WHAT TO WORK ON =>
Although the entries contain pictures, your copy should hold only their exact text.

RECORDS SUPPLIED =>
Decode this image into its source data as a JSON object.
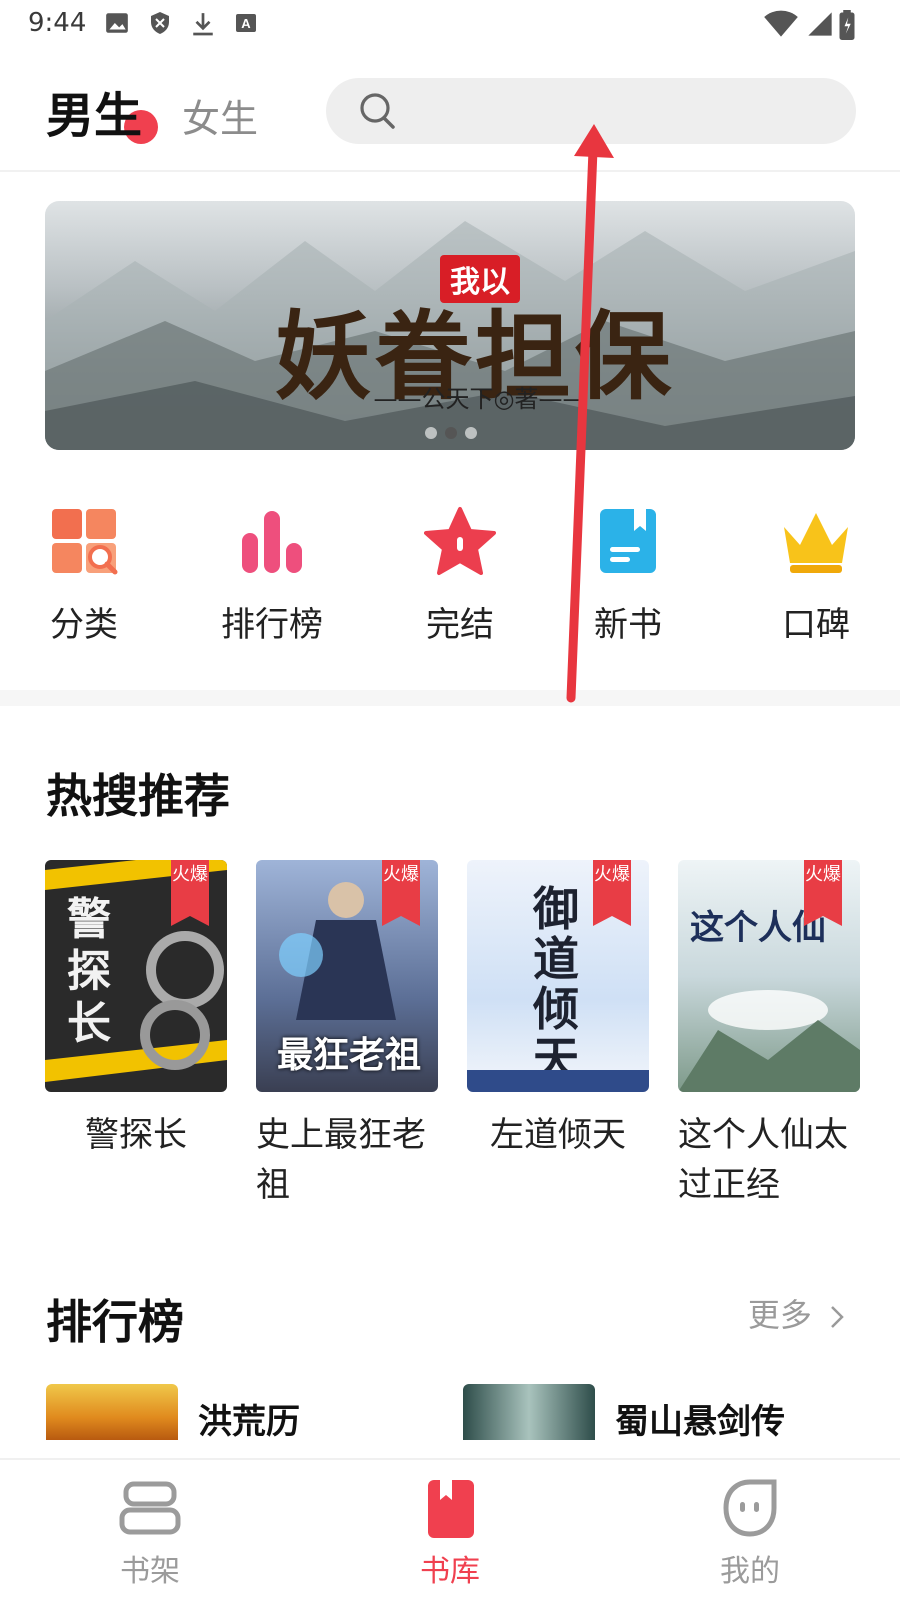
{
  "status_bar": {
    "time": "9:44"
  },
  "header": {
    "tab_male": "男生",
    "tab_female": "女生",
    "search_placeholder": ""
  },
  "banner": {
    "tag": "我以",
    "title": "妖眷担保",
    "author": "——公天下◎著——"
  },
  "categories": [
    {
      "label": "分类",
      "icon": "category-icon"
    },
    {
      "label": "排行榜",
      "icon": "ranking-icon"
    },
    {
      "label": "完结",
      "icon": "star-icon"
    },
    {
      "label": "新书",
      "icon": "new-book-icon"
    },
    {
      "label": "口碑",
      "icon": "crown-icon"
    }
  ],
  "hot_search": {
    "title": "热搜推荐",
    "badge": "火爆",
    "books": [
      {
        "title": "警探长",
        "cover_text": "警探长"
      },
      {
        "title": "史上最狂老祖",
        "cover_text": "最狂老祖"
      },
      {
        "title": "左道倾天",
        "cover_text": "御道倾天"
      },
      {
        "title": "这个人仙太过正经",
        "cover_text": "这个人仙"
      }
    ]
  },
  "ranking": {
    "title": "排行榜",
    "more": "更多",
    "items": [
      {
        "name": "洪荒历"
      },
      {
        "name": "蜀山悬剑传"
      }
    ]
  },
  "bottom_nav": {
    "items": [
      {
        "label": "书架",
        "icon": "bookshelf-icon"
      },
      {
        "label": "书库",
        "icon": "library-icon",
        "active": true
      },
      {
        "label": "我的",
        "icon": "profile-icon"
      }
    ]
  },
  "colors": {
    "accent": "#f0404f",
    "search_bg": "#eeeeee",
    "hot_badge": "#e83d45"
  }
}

OUTPUT OF THE EXERCISE =>
Decode this image into its source data as a JSON object.
{
  "status_bar": {
    "time": "9:44"
  },
  "header": {
    "tab_male": "男生",
    "tab_female": "女生",
    "search_placeholder": ""
  },
  "banner": {
    "tag": "我以",
    "title": "妖眷担保",
    "author": "——公天下◎著——"
  },
  "categories": [
    {
      "label": "分类",
      "icon": "category-icon"
    },
    {
      "label": "排行榜",
      "icon": "ranking-icon"
    },
    {
      "label": "完结",
      "icon": "star-icon"
    },
    {
      "label": "新书",
      "icon": "new-book-icon"
    },
    {
      "label": "口碑",
      "icon": "crown-icon"
    }
  ],
  "hot_search": {
    "title": "热搜推荐",
    "badge": "火爆",
    "books": [
      {
        "title": "警探长",
        "cover_text": "警探长"
      },
      {
        "title": "史上最狂老祖",
        "cover_text": "最狂老祖"
      },
      {
        "title": "左道倾天",
        "cover_text": "御道倾天"
      },
      {
        "title": "这个人仙太过正经",
        "cover_text": "这个人仙"
      }
    ]
  },
  "ranking": {
    "title": "排行榜",
    "more": "更多",
    "items": [
      {
        "name": "洪荒历"
      },
      {
        "name": "蜀山悬剑传"
      }
    ]
  },
  "bottom_nav": {
    "items": [
      {
        "label": "书架",
        "icon": "bookshelf-icon"
      },
      {
        "label": "书库",
        "icon": "library-icon",
        "active": true
      },
      {
        "label": "我的",
        "icon": "profile-icon"
      }
    ]
  },
  "colors": {
    "accent": "#f0404f",
    "search_bg": "#eeeeee",
    "hot_badge": "#e83d45"
  }
}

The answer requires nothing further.